Tanauan: Cry for food, aid
TANAUAN, Leyte - It's been a week since Super Typhoon Yolanda (Haiyan) flattened this town and killed many of its residents. In the villages young men stand at the side of the road, hailing every bus or car or motorcycle that passes by. They ask for word to be sent to sisters in Riyadh, or cousins in Cavite. We're still alive, they say.
Helicopters fly overhead. There are flags on collapsed roofs. Every building is broken, every sign bent.
The people are tired. Very few have the energy for anger. They ask why food is in Tacloban, why international aid is in Manila, and why, until today, are there bodies on the ground?
The men walk shirtless, legs grimy from mud. One man trudges along with a backpack. He is going to Cebu, he says, though he is not sure how.
Some talk about luck, or God, or fate. Nobody died, said a young man with his arm around his mother. Everyone died, said another young man, while holding on to his father, the only survivor.
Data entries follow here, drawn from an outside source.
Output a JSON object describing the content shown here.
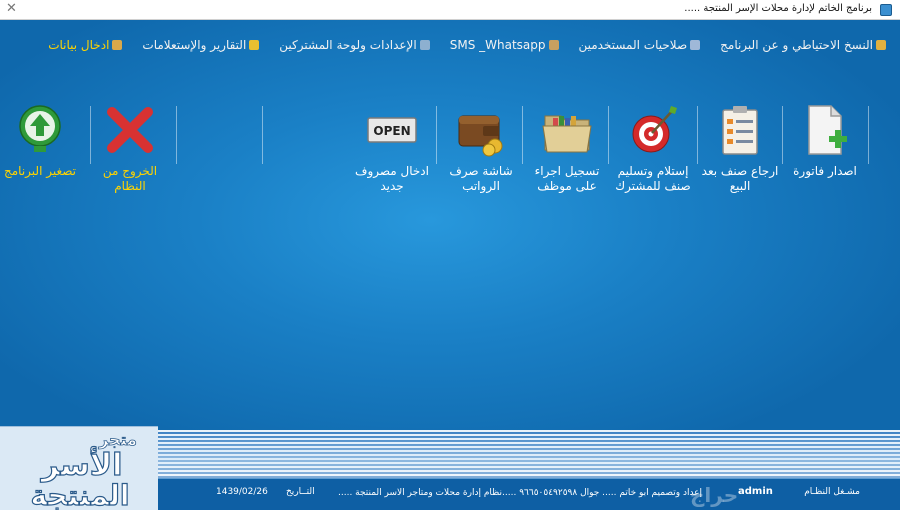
{
  "window": {
    "title": "برنامج الخاتم لإدارة محلات الإسر المنتجة ....."
  },
  "menu": [
    {
      "label": "ادخال بيانات",
      "icon": "bar-chart-icon",
      "color": "#d9a84a",
      "active": true
    },
    {
      "label": "التقارير والإستعلامات",
      "icon": "report-icon",
      "color": "#e8c030",
      "active": false
    },
    {
      "label": "الإعدادات ولوحة المشتركين",
      "icon": "settings-icon",
      "color": "#8db0d0",
      "active": false
    },
    {
      "label": "SMS _Whatsapp",
      "icon": "message-icon",
      "color": "#c8a060",
      "active": false
    },
    {
      "label": "صلاحيات المستخدمين",
      "icon": "users-icon",
      "color": "#9fb8d8",
      "active": false
    },
    {
      "label": "النسخ الاحتياطي و عن البرنامج",
      "icon": "home-icon",
      "color": "#e0b040",
      "active": false
    }
  ],
  "tools": [
    {
      "label": "اصدار فاتورة",
      "icon": "new-invoice-icon"
    },
    {
      "label": "ارجاع صنف بعد البيع",
      "icon": "checklist-icon"
    },
    {
      "label": "إستلام وتسليم صنف للمشترك",
      "icon": "target-icon"
    },
    {
      "label": "تسجيل اجراء على موظف",
      "icon": "folder-icon"
    },
    {
      "label": "شاشة صرف الرواتب",
      "icon": "wallet-icon"
    },
    {
      "label": "ادخال مصروف جديد",
      "icon": "open-sign-icon",
      "icon_text": "OPEN"
    },
    {
      "label": "الخروج من النظام",
      "icon": "exit-x-icon"
    },
    {
      "label": "تصغير البرنامج",
      "icon": "minimize-arrow-icon"
    }
  ],
  "logo": {
    "line1": "متجر",
    "line2": "الأسر",
    "line3": "المنتجة"
  },
  "status": {
    "system_label": "مشـغل النظـام",
    "user": "admin",
    "watermark": "حراج",
    "contact": "إعداد وتصميم ابو خاتم ..... جوال ٩٦٦٥٠٥٤٩٢٥٩٨ .....نظام إدارة محلات ومتاجر الاسر المنتجة .....",
    "date_label": "التــاريخ",
    "date": "1439/02/26"
  },
  "colors": {
    "desktop": "#1a80c6",
    "accent": "#ffd400",
    "status_bg": "#0e5fa4"
  }
}
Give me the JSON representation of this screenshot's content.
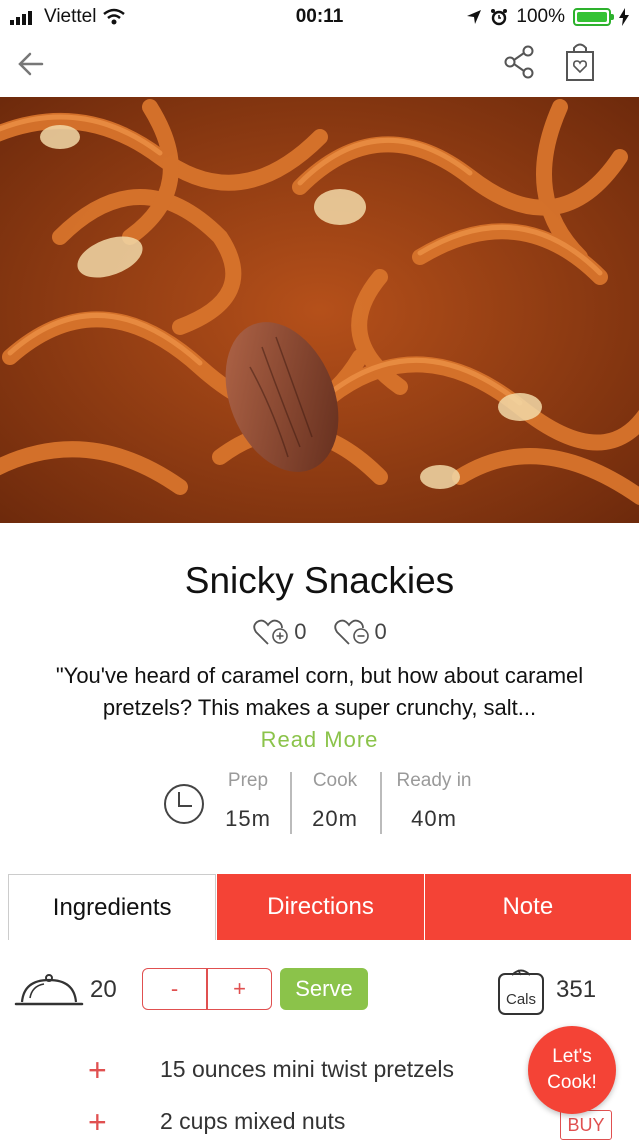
{
  "status": {
    "carrier": "Viettel",
    "time": "00:11",
    "battery": "100%"
  },
  "recipe": {
    "title": "Snicky Snackies",
    "likes": "0",
    "dislikes": "0",
    "description": "\"You've heard of caramel corn, but how about caramel pretzels? This makes a super crunchy, salt...",
    "read_more": "Read More"
  },
  "times": {
    "prep_label": "Prep",
    "prep_value": "15m",
    "cook_label": "Cook",
    "cook_value": "20m",
    "ready_label": "Ready in",
    "ready_value": "40m"
  },
  "tabs": [
    {
      "label": "Ingredients"
    },
    {
      "label": "Directions"
    },
    {
      "label": "Note"
    }
  ],
  "servings": {
    "count": "20",
    "minus": "-",
    "plus": "+",
    "serve_label": "Serve",
    "cals_icon_text": "Cals",
    "calories": "351"
  },
  "ingredients": [
    {
      "text": "15 ounces mini twist pretzels"
    },
    {
      "text": "2 cups mixed nuts",
      "buy": "BUY"
    }
  ],
  "fab": {
    "line1": "Let's",
    "line2": "Cook!"
  },
  "colors": {
    "accent_red": "#f44336",
    "accent_green": "#8bc34a"
  },
  "icons": [
    "signal-icon",
    "wifi-icon",
    "location-icon",
    "alarm-icon",
    "battery-icon",
    "charging-icon",
    "back-arrow-icon",
    "share-icon",
    "shopping-bag-icon",
    "heart-plus-icon",
    "heart-minus-icon",
    "clock-icon",
    "cloche-icon",
    "scale-icon",
    "plus-icon"
  ]
}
One boy spoke of relief items that came from a helicopter. There was enough for forty families. Three hundred were in line. They need policemen, he said. They need soldiers to marshal the people, so that the desperate wouldn;t3 go home empty-handed.
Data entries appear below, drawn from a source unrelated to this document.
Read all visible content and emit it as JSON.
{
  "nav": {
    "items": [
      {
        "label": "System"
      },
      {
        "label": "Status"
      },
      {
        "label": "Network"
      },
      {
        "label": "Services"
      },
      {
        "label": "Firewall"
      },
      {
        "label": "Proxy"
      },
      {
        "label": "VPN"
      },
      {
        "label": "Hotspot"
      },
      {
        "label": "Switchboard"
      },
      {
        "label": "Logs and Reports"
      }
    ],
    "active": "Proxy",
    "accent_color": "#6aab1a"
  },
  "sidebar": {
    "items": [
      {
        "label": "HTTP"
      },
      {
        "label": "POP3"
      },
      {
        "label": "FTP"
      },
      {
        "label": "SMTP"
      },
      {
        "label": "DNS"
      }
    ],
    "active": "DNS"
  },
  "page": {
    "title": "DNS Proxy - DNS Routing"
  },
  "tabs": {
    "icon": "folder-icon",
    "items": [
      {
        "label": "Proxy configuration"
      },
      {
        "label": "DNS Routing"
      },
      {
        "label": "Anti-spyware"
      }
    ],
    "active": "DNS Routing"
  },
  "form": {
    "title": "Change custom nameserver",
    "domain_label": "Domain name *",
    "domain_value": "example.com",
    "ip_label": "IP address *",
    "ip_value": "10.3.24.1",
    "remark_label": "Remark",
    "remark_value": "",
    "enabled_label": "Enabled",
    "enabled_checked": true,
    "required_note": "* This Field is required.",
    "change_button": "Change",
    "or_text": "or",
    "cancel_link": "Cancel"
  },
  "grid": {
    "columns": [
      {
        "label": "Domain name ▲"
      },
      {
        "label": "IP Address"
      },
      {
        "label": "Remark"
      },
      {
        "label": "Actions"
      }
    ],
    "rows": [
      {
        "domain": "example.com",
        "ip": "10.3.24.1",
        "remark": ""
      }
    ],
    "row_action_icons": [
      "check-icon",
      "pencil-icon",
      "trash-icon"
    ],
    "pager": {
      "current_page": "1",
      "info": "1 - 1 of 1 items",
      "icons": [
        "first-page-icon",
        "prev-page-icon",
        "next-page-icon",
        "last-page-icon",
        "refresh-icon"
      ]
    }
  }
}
Social Welfare Secretary Dinky Soliman arrived here Friday morning, November 15 and distributed food and other relief items at a gas station in Barangay San Roque. Representatives said food is no longer a problem. Everyone has received aid twice.
But the nearby village of Sto Niño complain it isn't enough. The packages are small, many have not received at all. They ask for more than food. Light, so that they can stand watch at night against looters. Water, vitamins, medication, a crew to pick up the dead under the debris. They say they don't ask for much.
Stop counting the dead, says one woman. The living need to live. - Rappler.com